Skinner recommends that moral standards ought to be derived from the scientific observation of human behavior. and inequality. (1999) Philosophical perspectives in education. N. 2005." in which the educator deposits information into students' heads. in reaction against the realities of World War II. Reconstructionism Social reconstructionism is a philosophy that emphasizes the addressing of social questions and a quest to create a better society and worldwide democracy. Theodore Brameld (1904-1987) was the founder of social reconstructionism. and multiple perspectives are the focus. In his view. behaviorists consider our sense of beauty environmentally formed. Retrieved June 14. international terrorism. dialogue. Over a few months or years. Have you ever wondered why something believed to be beautiful by another culture appears ugly to you? Behaviorism says that the reason lies in the way your environment has shaped your tastes. such ideas are only myths that may make us feel better but do not correspond to scientific observation. (1995) Humanistic and Social Aspects of Teaching.Paris.

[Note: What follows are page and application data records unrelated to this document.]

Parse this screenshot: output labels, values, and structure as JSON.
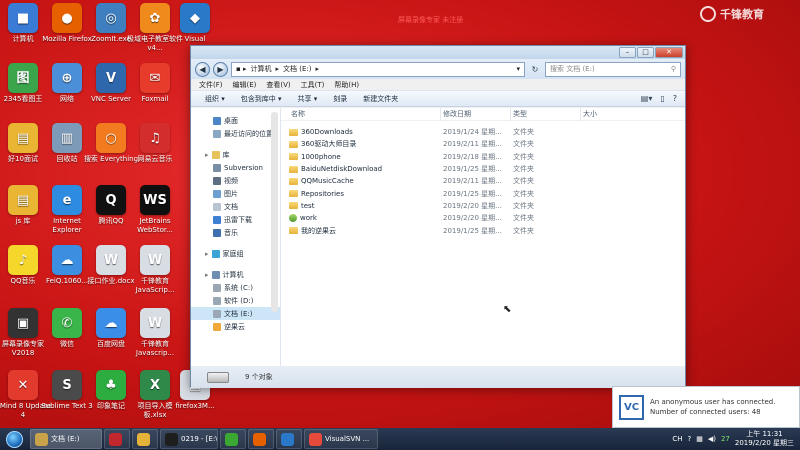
{
  "desktop": {
    "caption": "屏幕录像专家 未注册",
    "watermark": "千锋教育",
    "icons": [
      {
        "label": "计算机",
        "color": "#3a7bd5",
        "glyph": "■"
      },
      {
        "label": "Mozilla Firefox",
        "color": "#e66000",
        "glyph": "●"
      },
      {
        "label": "ZoomIt.exe",
        "color": "#3f7fbf",
        "glyph": "◎"
      },
      {
        "label": "极域电子教室软件 v4...",
        "color": "#f08a1d",
        "glyph": "✿"
      },
      {
        "label": "Visual",
        "color": "#2a78c8",
        "glyph": "◆"
      },
      {
        "label": "2345看图王",
        "color": "#3aa54b",
        "glyph": "图"
      },
      {
        "label": "网络",
        "color": "#4a8fd8",
        "glyph": "⊕"
      },
      {
        "label": "VNC Server",
        "color": "#2f67ad",
        "glyph": "V"
      },
      {
        "label": "Foxmail",
        "color": "#e73b2b",
        "glyph": "✉"
      },
      {
        "label": "好10面试",
        "color": "#e9b533",
        "glyph": "▤"
      },
      {
        "label": "回收站",
        "color": "#7d9bb8",
        "glyph": "▥"
      },
      {
        "label": "搜索 Everything",
        "color": "#f27b1f",
        "glyph": "○"
      },
      {
        "label": "网易云音乐",
        "color": "#d42d2d",
        "glyph": "♫"
      },
      {
        "label": "js 库",
        "color": "#e9b533",
        "glyph": "▤"
      },
      {
        "label": "Internet Explorer",
        "color": "#2d8be0",
        "glyph": "e"
      },
      {
        "label": "腾讯QQ",
        "color": "#111111",
        "glyph": "Q"
      },
      {
        "label": "JetBrains WebStor...",
        "color": "#0f0f0f",
        "glyph": "WS"
      },
      {
        "label": "QQ音乐",
        "color": "#f5d62a",
        "glyph": "♪"
      },
      {
        "label": "FeiQ.1060...",
        "color": "#3c8fe0",
        "glyph": "☁"
      },
      {
        "label": "接口作业.docx",
        "color": "#d8dde4",
        "glyph": "W"
      },
      {
        "label": "千锋教育 JavaScrip...",
        "color": "#d8dde4",
        "glyph": "W"
      },
      {
        "label": "屏幕录像专家V2018",
        "color": "#333333",
        "glyph": "▣"
      },
      {
        "label": "微信",
        "color": "#3ab54a",
        "glyph": "✆"
      },
      {
        "label": "百度网盘",
        "color": "#3b8ee8",
        "glyph": "☁"
      },
      {
        "label": "千锋教育 Javascrip...",
        "color": "#d8dde4",
        "glyph": "W"
      },
      {
        "label": "XMind 8 Update 4",
        "color": "#e23a2c",
        "glyph": "✕"
      },
      {
        "label": "Sublime Text 3",
        "color": "#4a4a4a",
        "glyph": "S"
      },
      {
        "label": "印象笔记",
        "color": "#2dac3f",
        "glyph": "♣"
      },
      {
        "label": "项目导入模板.xlsx",
        "color": "#2f8a4a",
        "glyph": "X"
      },
      {
        "label": "firefox3M...",
        "color": "#d8dde4",
        "glyph": "▤"
      }
    ]
  },
  "explorer": {
    "breadcrumb": [
      "计算机",
      "文档 (E:)"
    ],
    "search_placeholder": "搜索 文档 (E:)",
    "menu": [
      "文件(F)",
      "编辑(E)",
      "查看(V)",
      "工具(T)",
      "帮助(H)"
    ],
    "toolbar": [
      "组织 ▾",
      "包含到库中 ▾",
      "共享 ▾",
      "刻录",
      "新建文件夹"
    ],
    "nav": [
      {
        "label": "桌面",
        "icon": "desktop-icon",
        "color": "#4d86c7",
        "group": false
      },
      {
        "label": "最近访问的位置",
        "icon": "recent-icon",
        "color": "#8aa7c4",
        "group": false
      },
      {
        "gap": true
      },
      {
        "label": "库",
        "icon": "library-icon",
        "color": "#e8c25a",
        "group": true
      },
      {
        "label": "Subversion",
        "icon": "svn-icon",
        "color": "#7a8fa6",
        "group": false
      },
      {
        "label": "视频",
        "icon": "video-icon",
        "color": "#5d6e82",
        "group": false
      },
      {
        "label": "图片",
        "icon": "picture-icon",
        "color": "#6d9fd0",
        "group": false
      },
      {
        "label": "文档",
        "icon": "documents-icon",
        "color": "#b8c4d0",
        "group": false
      },
      {
        "label": "迅雷下载",
        "icon": "thunder-icon",
        "color": "#3d7fd3",
        "group": false
      },
      {
        "label": "音乐",
        "icon": "music-icon",
        "color": "#3e70b0",
        "group": false
      },
      {
        "gap": true
      },
      {
        "label": "家庭组",
        "icon": "homegroup-icon",
        "color": "#3aa4d6",
        "group": true
      },
      {
        "gap": true
      },
      {
        "label": "计算机",
        "icon": "computer-icon",
        "color": "#6f8fb2",
        "group": true
      },
      {
        "label": "系统 (C:)",
        "icon": "drive-icon",
        "color": "#9aa8b6",
        "group": false
      },
      {
        "label": "软件 (D:)",
        "icon": "drive-icon",
        "color": "#9aa8b6",
        "group": false
      },
      {
        "label": "文档 (E:)",
        "icon": "drive-icon",
        "color": "#9aa8b6",
        "group": false,
        "selected": true
      },
      {
        "label": "逆果云",
        "icon": "cloud-icon",
        "color": "#f0a93a",
        "group": false
      }
    ],
    "columns": {
      "name": "名称",
      "date": "修改日期",
      "type": "类型",
      "size": "大小"
    },
    "files": [
      {
        "name": "360Downloads",
        "date": "2019/1/24 星期...",
        "type": "文件夹",
        "kind": "folder"
      },
      {
        "name": "360驱动大师目录",
        "date": "2019/2/11 星期...",
        "type": "文件夹",
        "kind": "folder"
      },
      {
        "name": "1000phone",
        "date": "2019/2/18 星期...",
        "type": "文件夹",
        "kind": "folder"
      },
      {
        "name": "BaiduNetdiskDownload",
        "date": "2019/1/25 星期...",
        "type": "文件夹",
        "kind": "folder"
      },
      {
        "name": "QQMusicCache",
        "date": "2019/2/11 星期...",
        "type": "文件夹",
        "kind": "folder"
      },
      {
        "name": "Repositories",
        "date": "2019/1/25 星期...",
        "type": "文件夹",
        "kind": "folder"
      },
      {
        "name": "test",
        "date": "2019/2/20 星期...",
        "type": "文件夹",
        "kind": "folder"
      },
      {
        "name": "work",
        "date": "2019/2/20 星期...",
        "type": "文件夹",
        "kind": "work"
      },
      {
        "name": "我的逆果云",
        "date": "2019/1/25 星期...",
        "type": "文件夹",
        "kind": "folder"
      }
    ],
    "status": "9 个对象"
  },
  "notification": {
    "line1": "An anonymous user has connected.",
    "line2": "Number of connected users: 48"
  },
  "taskbar": {
    "items": [
      {
        "label": "文档 (E:)",
        "color": "#c9a24a",
        "active": true
      },
      {
        "label": "",
        "color": "#c2272d",
        "active": false
      },
      {
        "label": "",
        "color": "#e6b33a",
        "active": false
      },
      {
        "label": "0219 - [E:\\...",
        "color": "#1e1e1e",
        "active": false
      },
      {
        "label": "",
        "color": "#3aa832",
        "active": false
      },
      {
        "label": "",
        "color": "#e66000",
        "active": false
      },
      {
        "label": "",
        "color": "#2a78c8",
        "active": false
      },
      {
        "label": "VisualSVN ...",
        "color": "#e84b3c",
        "active": false
      }
    ],
    "tray_text": "CH",
    "tray_badge": "27",
    "time": "上午 11:31",
    "date": "2019/2/20 星期三"
  }
}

Regarding esthetic appreciation. but merely the product of one's environment.html . Critical theorists.For social reconstructionists and critical theorists. George Counts (1889-1974) recognized that education was the means of preparing people for creating this new social order. Paulo Freire (1921-1997) was a Brazilian whose experiences living in poverty led him to champion education and literacy as the vehicle for social change. is neither good nor bad. L. Freire saw teaching and learning as a process of inquiry in which the child must invent and reinvent the world. we would find the moral code that people ought to follow. curriculum focuses on student experience and taking social action on real problems. A. such as violence. from http://oregonstate. inquiry. Adapted from: Cohen.edu/LShaw/f95syll/philos/phbehav. according to behaviorism.sdsu. Community-based learning and bringing the world into the classroom are also strategies. Reconstructionist educators focus on a curriculum that highlights social reform as the aim of education. which are derived from the histories and cultures of particular groups. To do so requires dialog and critical consciousness. inflation. Strategies for dealing with controversial issues (particularly in social studies and literature). Rather than "teaching as banking. the development of awareness to overcome domination and oppression. That scientifically developed code would be much preferable to our present codes. hunger. A good example is the effect of the media on your appreciation of clothing styles. fromhttp://edweb. humans must learn to resist oppression and not become its victims. It is not human nature but defective environments that are responsible for harmful things that people do to themselves and others. there is no such thing as free will or the autonomously acting person. Retrieved June 14. believe that systems must be changed to overcome oppression and improve human conditions. 2005. like social reconstructionists. L. nor oppress others. He recognized the potential for either human annihilation through technology and human cruelty or the capacity to create a beneficent society using technology and human compassion. We should identify through experimentation those environments that best utilize humankind's potential. To a behaviorist. In such environments. the media may convince you to regard as beautiful a style you previously found unattractive.edu/instruct/ed416/PP3. EDUC 7700/7703 Human nature.html Shaw.